= Your task =
Every entry below must be reproduced exactly.

= Record set =
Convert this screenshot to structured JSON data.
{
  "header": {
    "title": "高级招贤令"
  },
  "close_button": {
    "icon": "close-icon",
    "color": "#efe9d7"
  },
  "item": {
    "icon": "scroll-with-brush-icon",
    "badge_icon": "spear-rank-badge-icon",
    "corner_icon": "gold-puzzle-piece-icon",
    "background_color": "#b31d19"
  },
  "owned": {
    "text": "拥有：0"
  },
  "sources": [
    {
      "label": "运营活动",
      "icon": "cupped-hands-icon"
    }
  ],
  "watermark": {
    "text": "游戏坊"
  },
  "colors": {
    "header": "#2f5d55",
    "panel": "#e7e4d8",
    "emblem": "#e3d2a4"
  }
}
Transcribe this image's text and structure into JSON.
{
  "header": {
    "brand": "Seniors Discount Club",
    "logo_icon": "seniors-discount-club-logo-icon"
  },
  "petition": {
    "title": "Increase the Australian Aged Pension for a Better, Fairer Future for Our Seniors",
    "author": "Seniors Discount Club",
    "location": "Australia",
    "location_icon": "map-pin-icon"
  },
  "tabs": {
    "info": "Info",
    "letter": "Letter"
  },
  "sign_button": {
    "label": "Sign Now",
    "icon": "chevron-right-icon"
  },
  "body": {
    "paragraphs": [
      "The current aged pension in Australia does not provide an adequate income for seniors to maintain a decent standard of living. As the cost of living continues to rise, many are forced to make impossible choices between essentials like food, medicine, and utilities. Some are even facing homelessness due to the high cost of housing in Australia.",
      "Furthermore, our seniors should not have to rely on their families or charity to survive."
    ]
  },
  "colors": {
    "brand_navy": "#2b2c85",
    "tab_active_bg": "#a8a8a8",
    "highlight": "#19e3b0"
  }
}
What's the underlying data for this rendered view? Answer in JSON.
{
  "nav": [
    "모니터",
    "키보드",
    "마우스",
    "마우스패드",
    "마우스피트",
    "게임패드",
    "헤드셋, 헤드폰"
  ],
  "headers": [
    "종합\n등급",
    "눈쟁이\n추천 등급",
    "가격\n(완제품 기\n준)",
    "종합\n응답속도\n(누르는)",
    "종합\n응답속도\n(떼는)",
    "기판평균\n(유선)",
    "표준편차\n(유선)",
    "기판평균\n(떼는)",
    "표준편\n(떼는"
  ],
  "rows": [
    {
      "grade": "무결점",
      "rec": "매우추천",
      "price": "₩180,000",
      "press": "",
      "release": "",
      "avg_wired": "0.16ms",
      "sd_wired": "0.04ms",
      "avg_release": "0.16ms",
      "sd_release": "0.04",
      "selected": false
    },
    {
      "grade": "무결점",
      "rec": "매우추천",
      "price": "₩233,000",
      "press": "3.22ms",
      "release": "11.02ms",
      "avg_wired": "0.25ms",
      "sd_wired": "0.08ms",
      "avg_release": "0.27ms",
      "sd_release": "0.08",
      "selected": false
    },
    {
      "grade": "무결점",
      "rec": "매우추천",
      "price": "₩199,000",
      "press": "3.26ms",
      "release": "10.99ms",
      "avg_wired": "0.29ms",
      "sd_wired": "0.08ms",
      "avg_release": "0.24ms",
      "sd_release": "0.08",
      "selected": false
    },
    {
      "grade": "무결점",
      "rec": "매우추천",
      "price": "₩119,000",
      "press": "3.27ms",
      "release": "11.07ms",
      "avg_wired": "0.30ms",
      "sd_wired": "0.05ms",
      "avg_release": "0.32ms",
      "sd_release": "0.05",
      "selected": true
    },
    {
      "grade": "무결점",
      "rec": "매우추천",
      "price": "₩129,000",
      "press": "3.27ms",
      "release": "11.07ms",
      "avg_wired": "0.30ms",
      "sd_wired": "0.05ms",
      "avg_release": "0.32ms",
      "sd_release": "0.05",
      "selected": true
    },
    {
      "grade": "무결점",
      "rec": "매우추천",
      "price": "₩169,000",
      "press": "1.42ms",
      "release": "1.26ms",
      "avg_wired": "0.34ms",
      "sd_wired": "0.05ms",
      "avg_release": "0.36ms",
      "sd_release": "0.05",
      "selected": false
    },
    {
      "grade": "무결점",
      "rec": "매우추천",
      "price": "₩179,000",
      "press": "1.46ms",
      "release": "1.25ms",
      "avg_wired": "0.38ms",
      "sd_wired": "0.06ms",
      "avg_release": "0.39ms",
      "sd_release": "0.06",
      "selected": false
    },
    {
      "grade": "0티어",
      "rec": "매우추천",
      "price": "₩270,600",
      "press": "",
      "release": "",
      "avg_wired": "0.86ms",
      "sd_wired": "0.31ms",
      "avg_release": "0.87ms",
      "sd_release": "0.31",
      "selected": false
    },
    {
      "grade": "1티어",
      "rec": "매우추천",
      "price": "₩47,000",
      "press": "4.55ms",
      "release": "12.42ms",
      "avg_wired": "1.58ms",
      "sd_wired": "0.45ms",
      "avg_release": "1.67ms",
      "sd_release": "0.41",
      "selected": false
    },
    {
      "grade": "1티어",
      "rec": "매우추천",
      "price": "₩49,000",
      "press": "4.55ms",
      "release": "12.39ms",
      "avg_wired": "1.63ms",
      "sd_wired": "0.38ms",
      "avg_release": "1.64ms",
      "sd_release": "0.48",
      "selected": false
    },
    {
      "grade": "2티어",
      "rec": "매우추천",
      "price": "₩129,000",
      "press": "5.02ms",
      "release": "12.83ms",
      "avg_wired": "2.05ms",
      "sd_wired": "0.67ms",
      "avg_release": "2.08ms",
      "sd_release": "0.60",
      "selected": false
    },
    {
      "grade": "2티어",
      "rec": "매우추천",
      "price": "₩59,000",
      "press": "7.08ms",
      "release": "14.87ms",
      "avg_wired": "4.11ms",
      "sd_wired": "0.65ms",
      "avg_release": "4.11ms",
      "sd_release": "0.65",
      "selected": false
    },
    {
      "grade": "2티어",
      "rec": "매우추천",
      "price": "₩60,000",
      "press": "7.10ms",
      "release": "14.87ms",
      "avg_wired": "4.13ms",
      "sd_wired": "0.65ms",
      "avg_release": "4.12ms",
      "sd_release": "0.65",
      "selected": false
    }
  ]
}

= Exercise output =
Convert this screenshot to structured JSON data.
{
  "header": {
    "title": "高级招贤令"
  },
  "close_button": {
    "icon": "close-icon",
    "color": "#efe9d7"
  },
  "item": {
    "icon": "scroll-with-brush-icon",
    "badge_icon": "spear-rank-badge-icon",
    "corner_icon": "gold-puzzle-piece-icon",
    "background_color": "#b31d19"
  },
  "owned": {
    "text": "拥有：0"
  },
  "sources": [
    {
      "label": "运营活动",
      "icon": "cupped-hands-icon"
    }
  ],
  "watermark": {
    "text": "游戏坊"
  },
  "colors": {
    "header": "#2f5d55",
    "panel": "#e7e4d8",
    "emblem": "#e3d2a4"
  }
}
Transcribe this image's text and structure into JSON.
{
  "header": {
    "brand": "Seniors Discount Club",
    "logo_icon": "seniors-discount-club-logo-icon"
  },
  "petition": {
    "title": "Increase the Australian Aged Pension for a Better, Fairer Future for Our Seniors",
    "author": "Seniors Discount Club",
    "location": "Australia",
    "location_icon": "map-pin-icon"
  },
  "tabs": {
    "info": "Info",
    "letter": "Letter"
  },
  "sign_button": {
    "label": "Sign Now",
    "icon": "chevron-right-icon"
  },
  "body": {
    "paragraphs": [
      "The current aged pension in Australia does not provide an adequate income for seniors to maintain a decent standard of living. As the cost of living continues to rise, many are forced to make impossible choices between essentials like food, medicine, and utilities. Some are even facing homelessness due to the high cost of housing in Australia.",
      "Furthermore, our seniors should not have to rely on their families or charity to survive."
    ]
  },
  "colors": {
    "brand_navy": "#2b2c85",
    "tab_active_bg": "#a8a8a8",
    "highlight": "#19e3b0"
  }
}
What's the underlying data for this rendered view? Answer in JSON.
{
  "nav": [
    "모니터",
    "키보드",
    "마우스",
    "마우스패드",
    "마우스피트",
    "게임패드",
    "헤드셋, 헤드폰"
  ],
  "headers": [
    "종합\n등급",
    "눈쟁이\n추천 등급",
    "가격\n(완제품 기\n준)",
    "종합\n응답속도\n(누르는)",
    "종합\n응답속도\n(떼는)",
    "기판평균\n(유선)",
    "표준편차\n(유선)",
    "기판평균\n(떼는)",
    "표준편\n(떼는"
  ],
  "rows": [
    {
      "grade": "무결점",
      "rec": "매우추천",
      "price": "₩180,000",
      "press": "",
      "release": "",
      "avg_wired": "0.16ms",
      "sd_wired": "0.04ms",
      "avg_release": "0.16ms",
      "sd_release": "0.04",
      "selected": false
    },
    {
      "grade": "무결점",
      "rec": "매우추천",
      "price": "₩233,000",
      "press": "3.22ms",
      "release": "11.02ms",
      "avg_wired": "0.25ms",
      "sd_wired": "0.08ms",
      "avg_release": "0.27ms",
      "sd_release": "0.08",
      "selected": false
    },
    {
      "grade": "무결점",
      "rec": "매우추천",
      "price": "₩199,000",
      "press": "3.26ms",
      "release": "10.99ms",
      "avg_wired": "0.29ms",
      "sd_wired": "0.08ms",
      "avg_release": "0.24ms",
      "sd_release": "0.08",
      "selected": false
    },
    {
      "grade": "무결점",
      "rec": "매우추천",
      "price": "₩119,000",
      "press": "3.27ms",
      "release": "11.07ms",
      "avg_wired": "0.30ms",
      "sd_wired": "0.05ms",
      "avg_release": "0.32ms",
      "sd_release": "0.05",
      "selected": true
    },
    {
      "grade": "무결점",
      "rec": "매우추천",
      "price": "₩129,000",
      "press": "3.27ms",
      "release": "11.07ms",
      "avg_wired": "0.30ms",
      "sd_wired": "0.05ms",
      "avg_release": "0.32ms",
      "sd_release": "0.05",
      "selected": true
    },
    {
      "grade": "무결점",
      "rec": "매우추천",
      "price": "₩169,000",
      "press": "1.42ms",
      "release": "1.26ms",
      "avg_wired": "0.34ms",
      "sd_wired": "0.05ms",
      "avg_release": "0.36ms",
      "sd_release": "0.05",
      "selected": false
    },
    {
      "grade": "무결점",
      "rec": "매우추천",
      "price": "₩179,000",
      "press": "1.46ms",
      "release": "1.25ms",
      "avg_wired": "0.38ms",
      "sd_wired": "0.06ms",
      "avg_release": "0.39ms",
      "sd_release": "0.06",
      "selected": false
    },
    {
      "grade": "0티어",
      "rec": "매우추천",
      "price": "₩270,600",
      "press": "",
      "release": "",
      "avg_wired": "0.86ms",
      "sd_wired": "0.31ms",
      "avg_release": "0.87ms",
      "sd_release": "0.31",
      "selected": false
    },
    {
      "grade": "1티어",
      "rec": "매우추천",
      "price": "₩47,000",
      "press": "4.55ms",
      "release": "12.42ms",
      "avg_wired": "1.58ms",
      "sd_wired": "0.45ms",
      "avg_release": "1.67ms",
      "sd_release": "0.41",
      "selected": false
    },
    {
      "grade": "1티어",
      "rec": "매우추천",
      "price": "₩49,000",
      "press": "4.55ms",
      "release": "12.39ms",
      "avg_wired": "1.63ms",
      "sd_wired": "0.38ms",
      "avg_release": "1.64ms",
      "sd_release": "0.48",
      "selected": false
    },
    {
      "grade": "2티어",
      "rec": "매우추천",
      "price": "₩129,000",
      "press": "5.02ms",
      "release": "12.83ms",
      "avg_wired": "2.05ms",
      "sd_wired": "0.67ms",
      "avg_release": "2.08ms",
      "sd_release": "0.60",
      "selected": false
    },
    {
      "grade": "2티어",
      "rec": "매우추천",
      "price": "₩59,000",
      "press": "7.08ms",
      "release": "14.87ms",
      "avg_wired": "4.11ms",
      "sd_wired": "0.65ms",
      "avg_release": "4.11ms",
      "sd_release": "0.65",
      "selected": false
    },
    {
      "grade": "2티어",
      "rec": "매우추천",
      "price": "₩60,000",
      "press": "7.10ms",
      "release": "14.87ms",
      "avg_wired": "4.13ms",
      "sd_wired": "0.65ms",
      "avg_release": "4.12ms",
      "sd_release": "0.65",
      "selected": false
    }
  ]
}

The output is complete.